“It was inevitable, I believe,” said Northwestern Lehigh Director of Athletics and Student Activities Jason Zimmerman, who also serves as the Colonial League Treasurer and the District 11 Football and Competitive Spirit Chairman. “But it doesn’t make it any easier. I’ve been kind of sick to my stomach all day.

“When athletics is a huge part of your life, and your own children are even going through it, your heart goes out to all the people that are impacted negatively by this.”

According to the statement released by the PIAA, 17 other state high school associations have ended their sports seasons in similar fashion.

“The PIAA Board of Directors will meet in the coming months to address any concerns that arise from the membership from the COVID-19 pandemic,” the statement read. “While PIAA remains hopeful that summer activities will be able to commence July 1, it is still too early to reach any decisions or offer guidance at this time.

“In providing any further guidance to the membership, PIAA will continue to monitor any additional information provided by the Governor’s Office, Department of Health or Department of Education as it relates to interscholastic athletics.”

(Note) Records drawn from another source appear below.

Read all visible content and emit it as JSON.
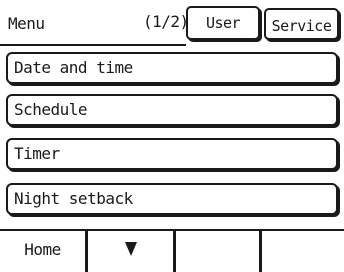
{
  "header": {
    "menu_label": "Menu",
    "page_indicator": "(1/2)",
    "tabs": [
      {
        "label": "User",
        "active": true
      },
      {
        "label": "Service",
        "active": false
      }
    ]
  },
  "menu_items": [
    {
      "label": "Date and time"
    },
    {
      "label": "Schedule"
    },
    {
      "label": "Timer"
    },
    {
      "label": "Night setback"
    }
  ],
  "footer": {
    "buttons": [
      {
        "label": "Home"
      },
      {
        "icon": "down-arrow-icon"
      },
      {
        "label": ""
      },
      {
        "label": ""
      }
    ]
  },
  "colors": {
    "foreground": "#1a1a1a",
    "background": "#ffffff"
  }
}
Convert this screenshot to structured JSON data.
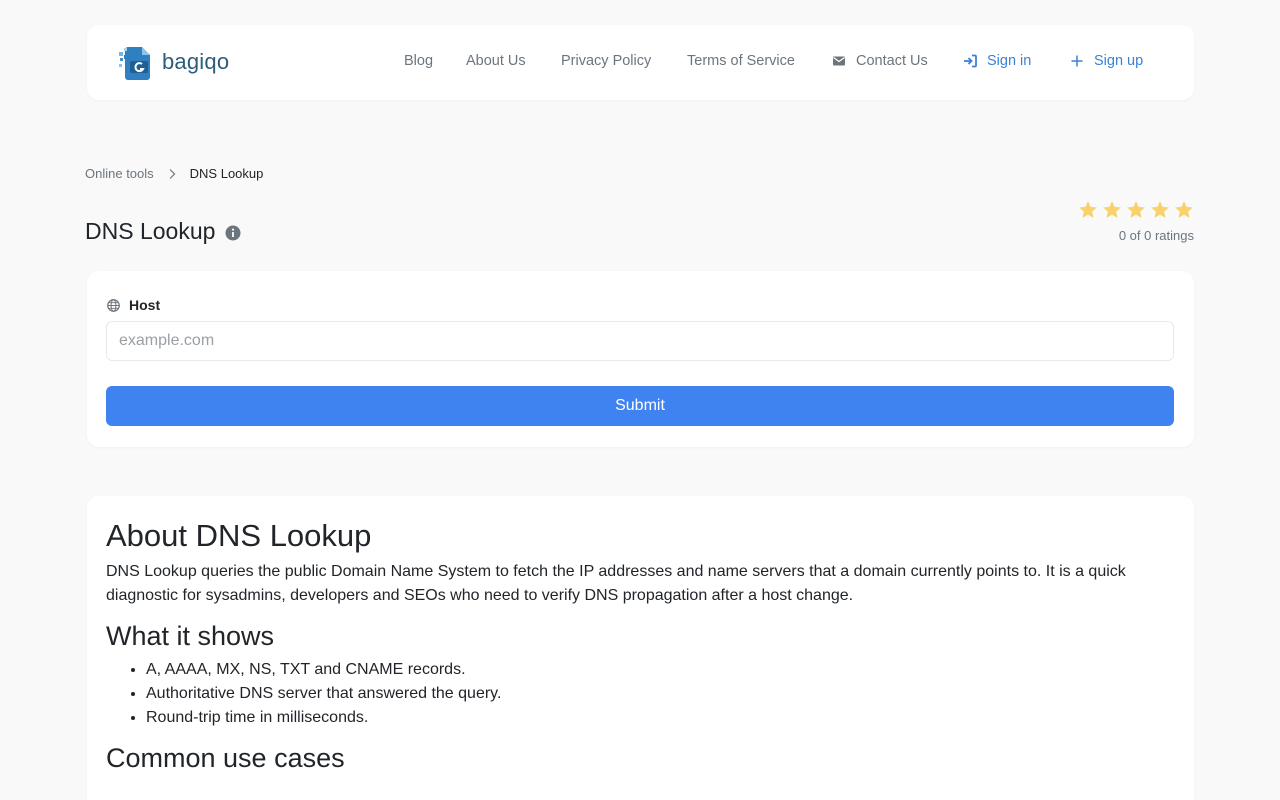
{
  "brand": {
    "name": "bagiqo"
  },
  "nav": {
    "blog": "Blog",
    "about": "About Us",
    "privacy": "Privacy Policy",
    "terms": "Terms of Service",
    "contact": "Contact Us",
    "signin": "Sign in",
    "signup": "Sign up"
  },
  "breadcrumb": {
    "parent": "Online tools",
    "current": "DNS Lookup"
  },
  "title": "DNS Lookup",
  "rating": {
    "stars": 5,
    "average": 0,
    "count": 0,
    "text": "0 of 0 ratings"
  },
  "form": {
    "host_label": "Host",
    "host_placeholder": "example.com",
    "host_value": "",
    "submit": "Submit"
  },
  "about": {
    "heading": "About DNS Lookup",
    "description": "DNS Lookup queries the public Domain Name System to fetch the IP addresses and name servers that a domain currently points to. It is a quick diagnostic for sysadmins, developers and SEOs who need to verify DNS propagation after a host change.",
    "shows_heading": "What it shows",
    "shows_items": [
      "A, AAAA, MX, NS, TXT and CNAME records.",
      "Authoritative DNS server that answered the query.",
      "Round-trip time in milliseconds."
    ],
    "use_cases_heading": "Common use cases"
  },
  "colors": {
    "accent": "#3b82d6",
    "button": "#3f83f0",
    "star": "#f7d26b",
    "muted": "#6c757d"
  },
  "icons": [
    "logo-icon",
    "envelope-icon",
    "sign-in-icon",
    "plus-icon",
    "chevron-right-icon",
    "info-icon",
    "star-icon",
    "globe-icon"
  ]
}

The PIAA announced on March 23 that it would be postponing the start of spring sports for another two weeks and that the possible resumption of the winter championships would continue to be on hold in accordance with Wolf’s “stay-at-home” directive, which at that time encompassed seven counties in an effort to stop the spread of COVID-19.

The directive also closed all commonwealth schools and all non-essential businesses for another two weeks.

Wolf and Secretary of Health Dr. Rachel Levine announced all 67 Pennsylvania counties would be under stay-at-home orders on April 1.

“I think the one thing to keep in mind,” said Zimmerman, “and one of the things I’ve been seeing, for as tough of a situation as this is and as bad as we feel for these kids as adults, the kids are pretty darn resilient. They will get through this. They will persevere, and they’ll deal with the hand that was dealt to them. That I’m certain of, and I think that gives me greater relief, knowing that we’re doing something right with the youth of America, and that they’re able to take shots like this and bounce back from it.”

Tennis was the lone spring sport to begin its season with official competitions. Baseball, softball, track and lacrosse athletes all had their campaigns cut short after only practicing and taking part in scrimmages.

But the basketball and swimming seasons technically never ended.